- If you return home and suspect your home has been broken into, do not go inside. Instead go someplace safe and dial 911.
- Use only your first initial and full last name in the phone book and on your mailbox.
- Take an active interest in your neighborhood. Form a neighborhood crime watch and help watch out for each other.

Telemarketing Fraud

While there are many legitimate companies that use the telephone for marketing, consumers and business lose millions of dollars to telemarketing fraud each year. It's sometimes hard to tell the difference between reputable telemarketers and criminals who use the phone to rob people. You can protect yourself by learning how to recognize the danger signs of fraud. If you are a victim or attempted victim of telemarketing fraud, it's important to report the scam quickly so that law enforcement agencies can shut the fraudulent operation down. 

Here are some tips to prevent and report telemarketing fraud:

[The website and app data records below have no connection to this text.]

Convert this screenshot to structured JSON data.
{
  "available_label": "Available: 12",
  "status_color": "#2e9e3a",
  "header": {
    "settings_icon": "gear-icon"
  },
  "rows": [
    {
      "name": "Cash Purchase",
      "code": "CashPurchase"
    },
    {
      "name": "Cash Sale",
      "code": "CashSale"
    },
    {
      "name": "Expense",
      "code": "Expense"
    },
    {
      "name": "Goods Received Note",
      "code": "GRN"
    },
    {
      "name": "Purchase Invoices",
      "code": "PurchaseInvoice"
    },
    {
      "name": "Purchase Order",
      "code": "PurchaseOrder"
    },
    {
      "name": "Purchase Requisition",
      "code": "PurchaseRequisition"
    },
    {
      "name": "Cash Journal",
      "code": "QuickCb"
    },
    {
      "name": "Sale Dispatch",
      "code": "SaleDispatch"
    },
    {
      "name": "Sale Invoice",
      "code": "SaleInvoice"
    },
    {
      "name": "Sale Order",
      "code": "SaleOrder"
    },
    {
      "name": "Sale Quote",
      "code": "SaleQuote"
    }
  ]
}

- Be careful if the telemarketer tells you an investment, purchase, or charitable donation must be made immediately.
- Be extremely careful when giving out your credit card number over the phone.
- Ask for printed information be sent to you concerning the sales item and company.
- Never make purchases under pressure. Make sure you are in control, and do not let the person calling you "bully" you into a purchase.
- Get the name and number of the person calling you and return number you can call if you have questions.
- Check with your local and state consumer protection agencies and the Better Business Bureau (BBB) for information on the organization.
- Be wary of offers for free merchandise and prizes. You may end up paying handling fees greater than the value of the gift.
- Be aware of 900 numbers. If you call them, there is a fee.